REQUIRED ACTION -
Within the records, which lines hold the string "输入完一行确定"? Report each one by copying it.

** EXTRACTED MATERIAL follows **

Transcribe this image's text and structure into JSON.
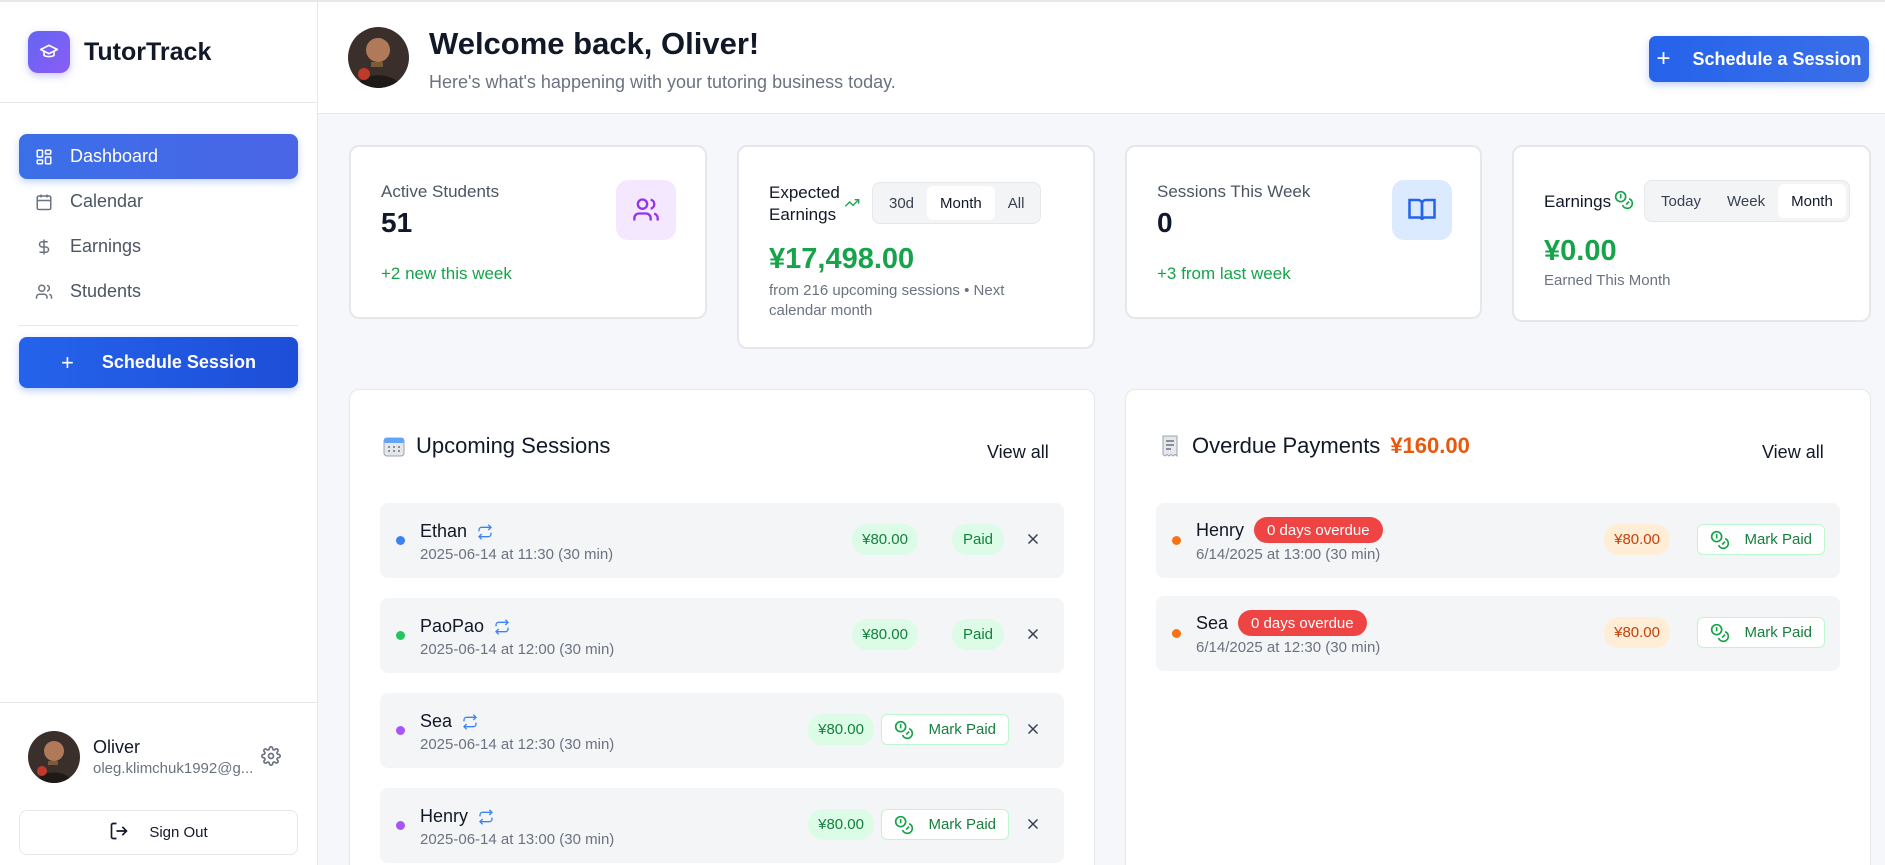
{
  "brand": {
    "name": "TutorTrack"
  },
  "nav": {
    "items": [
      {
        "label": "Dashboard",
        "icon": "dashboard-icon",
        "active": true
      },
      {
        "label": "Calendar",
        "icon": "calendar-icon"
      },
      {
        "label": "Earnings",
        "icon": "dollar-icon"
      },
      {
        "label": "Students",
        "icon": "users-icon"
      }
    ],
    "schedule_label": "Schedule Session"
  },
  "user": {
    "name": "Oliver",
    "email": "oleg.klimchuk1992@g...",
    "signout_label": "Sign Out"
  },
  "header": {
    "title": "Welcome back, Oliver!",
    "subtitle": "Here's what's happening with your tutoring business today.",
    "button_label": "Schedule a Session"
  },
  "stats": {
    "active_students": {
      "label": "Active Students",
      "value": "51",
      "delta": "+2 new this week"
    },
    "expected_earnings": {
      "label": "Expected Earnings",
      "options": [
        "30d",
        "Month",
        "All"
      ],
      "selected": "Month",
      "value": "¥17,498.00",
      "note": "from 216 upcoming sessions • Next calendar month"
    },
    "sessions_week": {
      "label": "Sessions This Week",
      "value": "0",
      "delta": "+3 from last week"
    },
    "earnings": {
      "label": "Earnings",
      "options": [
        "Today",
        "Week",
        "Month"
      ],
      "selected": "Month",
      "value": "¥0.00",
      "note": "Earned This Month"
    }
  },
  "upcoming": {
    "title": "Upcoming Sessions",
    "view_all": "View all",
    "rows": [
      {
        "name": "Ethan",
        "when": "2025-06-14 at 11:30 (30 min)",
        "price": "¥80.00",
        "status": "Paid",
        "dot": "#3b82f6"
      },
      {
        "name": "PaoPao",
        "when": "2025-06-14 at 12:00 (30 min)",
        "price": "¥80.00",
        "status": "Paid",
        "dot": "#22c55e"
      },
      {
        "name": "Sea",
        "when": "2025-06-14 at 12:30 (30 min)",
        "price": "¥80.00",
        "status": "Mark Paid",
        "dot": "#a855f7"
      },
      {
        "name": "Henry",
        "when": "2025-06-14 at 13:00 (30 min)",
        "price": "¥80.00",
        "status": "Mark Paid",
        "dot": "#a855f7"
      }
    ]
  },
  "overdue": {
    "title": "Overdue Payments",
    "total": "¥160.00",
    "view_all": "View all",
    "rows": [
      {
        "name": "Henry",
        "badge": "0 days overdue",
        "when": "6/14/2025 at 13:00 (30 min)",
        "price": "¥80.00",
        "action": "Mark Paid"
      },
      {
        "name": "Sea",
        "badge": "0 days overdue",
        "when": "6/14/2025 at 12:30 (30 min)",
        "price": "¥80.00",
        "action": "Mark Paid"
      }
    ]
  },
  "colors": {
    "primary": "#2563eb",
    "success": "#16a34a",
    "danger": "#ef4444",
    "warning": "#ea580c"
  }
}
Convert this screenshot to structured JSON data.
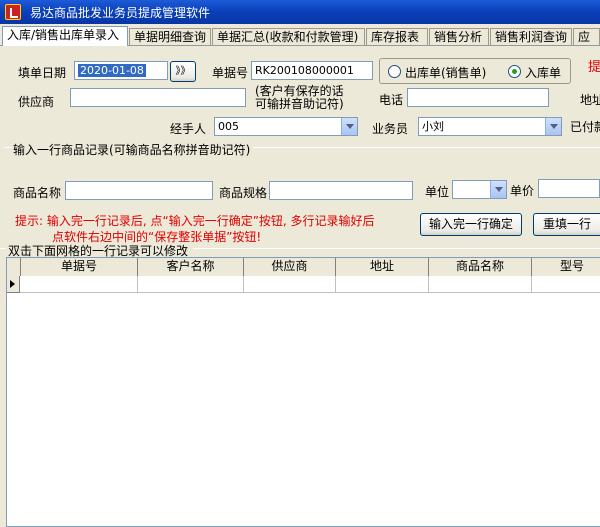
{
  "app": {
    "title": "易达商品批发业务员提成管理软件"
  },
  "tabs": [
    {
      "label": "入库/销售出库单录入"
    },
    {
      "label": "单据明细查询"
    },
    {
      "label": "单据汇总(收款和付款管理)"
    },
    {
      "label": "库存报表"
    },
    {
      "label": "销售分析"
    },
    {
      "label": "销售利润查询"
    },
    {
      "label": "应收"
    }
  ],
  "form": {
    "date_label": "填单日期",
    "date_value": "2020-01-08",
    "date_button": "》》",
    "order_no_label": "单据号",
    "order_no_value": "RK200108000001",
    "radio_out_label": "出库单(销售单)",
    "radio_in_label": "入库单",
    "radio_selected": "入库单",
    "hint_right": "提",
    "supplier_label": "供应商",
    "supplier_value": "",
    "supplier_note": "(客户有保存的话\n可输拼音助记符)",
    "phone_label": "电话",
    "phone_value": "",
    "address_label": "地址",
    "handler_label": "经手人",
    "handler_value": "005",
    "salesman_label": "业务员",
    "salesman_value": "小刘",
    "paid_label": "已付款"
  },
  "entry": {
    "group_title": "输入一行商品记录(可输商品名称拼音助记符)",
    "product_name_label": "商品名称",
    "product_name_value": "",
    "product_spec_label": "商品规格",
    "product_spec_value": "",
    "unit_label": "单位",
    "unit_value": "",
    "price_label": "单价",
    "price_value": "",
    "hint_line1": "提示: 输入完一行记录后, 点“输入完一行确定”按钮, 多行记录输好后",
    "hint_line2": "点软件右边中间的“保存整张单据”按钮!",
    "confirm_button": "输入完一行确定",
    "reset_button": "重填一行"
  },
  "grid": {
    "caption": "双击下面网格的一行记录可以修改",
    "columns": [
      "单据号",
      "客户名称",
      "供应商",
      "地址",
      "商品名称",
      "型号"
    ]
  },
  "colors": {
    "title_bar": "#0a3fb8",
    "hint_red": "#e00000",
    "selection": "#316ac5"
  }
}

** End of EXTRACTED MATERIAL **

YOUR RESPONSE -
    "hint_line1": "提示: 输入完一行记录后, 点“输入完一行确定”按钮, 多行记录输好后",
    "confirm_button": "输入完一行确定",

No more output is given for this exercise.